- WHAT YOU WILL DO
Nothing in the entries may be altered; copy them in full.

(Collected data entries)
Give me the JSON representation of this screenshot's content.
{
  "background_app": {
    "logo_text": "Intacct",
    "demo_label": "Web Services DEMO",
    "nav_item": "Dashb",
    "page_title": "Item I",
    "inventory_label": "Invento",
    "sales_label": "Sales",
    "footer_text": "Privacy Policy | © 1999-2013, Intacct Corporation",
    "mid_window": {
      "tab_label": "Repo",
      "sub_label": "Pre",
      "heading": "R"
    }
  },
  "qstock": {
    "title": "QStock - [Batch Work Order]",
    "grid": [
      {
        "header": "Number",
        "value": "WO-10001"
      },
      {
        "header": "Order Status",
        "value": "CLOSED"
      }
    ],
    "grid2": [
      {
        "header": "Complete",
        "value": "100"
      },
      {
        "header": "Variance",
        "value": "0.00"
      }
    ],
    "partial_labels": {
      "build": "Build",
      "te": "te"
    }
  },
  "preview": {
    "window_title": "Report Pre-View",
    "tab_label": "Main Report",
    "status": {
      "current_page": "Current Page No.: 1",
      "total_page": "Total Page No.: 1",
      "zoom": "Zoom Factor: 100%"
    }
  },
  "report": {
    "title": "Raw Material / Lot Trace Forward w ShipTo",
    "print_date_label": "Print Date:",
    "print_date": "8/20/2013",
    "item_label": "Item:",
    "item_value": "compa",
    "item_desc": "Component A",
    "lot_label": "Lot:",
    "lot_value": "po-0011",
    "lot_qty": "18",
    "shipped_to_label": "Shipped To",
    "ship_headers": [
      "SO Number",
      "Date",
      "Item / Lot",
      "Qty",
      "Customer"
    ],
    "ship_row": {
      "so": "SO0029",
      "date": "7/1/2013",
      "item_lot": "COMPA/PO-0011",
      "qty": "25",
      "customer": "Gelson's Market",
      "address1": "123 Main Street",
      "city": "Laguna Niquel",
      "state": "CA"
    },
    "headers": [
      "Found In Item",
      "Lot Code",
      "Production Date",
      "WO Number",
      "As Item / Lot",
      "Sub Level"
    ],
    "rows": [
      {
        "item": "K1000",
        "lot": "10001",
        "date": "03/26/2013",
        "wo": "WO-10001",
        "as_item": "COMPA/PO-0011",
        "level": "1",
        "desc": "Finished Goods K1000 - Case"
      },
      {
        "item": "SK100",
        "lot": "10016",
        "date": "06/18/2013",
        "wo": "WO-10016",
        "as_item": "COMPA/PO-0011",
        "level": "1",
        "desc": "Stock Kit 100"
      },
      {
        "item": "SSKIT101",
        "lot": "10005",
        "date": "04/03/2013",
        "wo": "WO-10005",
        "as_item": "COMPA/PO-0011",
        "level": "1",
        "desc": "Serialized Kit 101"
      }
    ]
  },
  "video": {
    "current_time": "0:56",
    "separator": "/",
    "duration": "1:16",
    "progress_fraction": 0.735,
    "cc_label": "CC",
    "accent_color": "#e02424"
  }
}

- EXERCISE RESULT
Give me the JSON representation of this screenshot's content.
{
  "background_app": {
    "logo_text": "Intacct",
    "demo_label": "Web Services DEMO",
    "nav_item": "Dashb",
    "page_title": "Item I",
    "inventory_label": "Invento",
    "sales_label": "Sales",
    "footer_text": "Privacy Policy | © 1999-2013, Intacct Corporation",
    "mid_window": {
      "tab_label": "Repo",
      "sub_label": "Pre",
      "heading": "R"
    }
  },
  "qstock": {
    "title": "QStock - [Batch Work Order]",
    "grid": [
      {
        "header": "Number",
        "value": "WO-10001"
      },
      {
        "header": "Order Status",
        "value": "CLOSED"
      }
    ],
    "grid2": [
      {
        "header": "Complete",
        "value": "100"
      },
      {
        "header": "Variance",
        "value": "0.00"
      }
    ],
    "partial_labels": {
      "build": "Build",
      "te": "te"
    }
  },
  "preview": {
    "window_title": "Report Pre-View",
    "tab_label": "Main Report",
    "status": {
      "current_page": "Current Page No.: 1",
      "total_page": "Total Page No.: 1",
      "zoom": "Zoom Factor: 100%"
    }
  },
  "report": {
    "title": "Raw Material / Lot Trace Forward w ShipTo",
    "print_date_label": "Print Date:",
    "print_date": "8/20/2013",
    "item_label": "Item:",
    "item_value": "compa",
    "item_desc": "Component A",
    "lot_label": "Lot:",
    "lot_value": "po-0011",
    "lot_qty": "18",
    "shipped_to_label": "Shipped To",
    "ship_headers": [
      "SO Number",
      "Date",
      "Item / Lot",
      "Qty",
      "Customer"
    ],
    "ship_row": {
      "so": "SO0029",
      "date": "7/1/2013",
      "item_lot": "COMPA/PO-0011",
      "qty": "25",
      "customer": "Gelson's Market",
      "address1": "123 Main Street",
      "city": "Laguna Niquel",
      "state": "CA"
    },
    "headers": [
      "Found In Item",
      "Lot Code",
      "Production Date",
      "WO Number",
      "As Item / Lot",
      "Sub Level"
    ],
    "rows": [
      {
        "item": "K1000",
        "lot": "10001",
        "date": "03/26/2013",
        "wo": "WO-10001",
        "as_item": "COMPA/PO-0011",
        "level": "1",
        "desc": "Finished Goods K1000 - Case"
      },
      {
        "item": "SK100",
        "lot": "10016",
        "date": "06/18/2013",
        "wo": "WO-10016",
        "as_item": "COMPA/PO-0011",
        "level": "1",
        "desc": "Stock Kit 100"
      },
      {
        "item": "SSKIT101",
        "lot": "10005",
        "date": "04/03/2013",
        "wo": "WO-10005",
        "as_item": "COMPA/PO-0011",
        "level": "1",
        "desc": "Serialized Kit 101"
      }
    ]
  },
  "video": {
    "current_time": "0:56",
    "separator": "/",
    "duration": "1:16",
    "progress_fraction": 0.735,
    "cc_label": "CC",
    "accent_color": "#e02424"
  }
}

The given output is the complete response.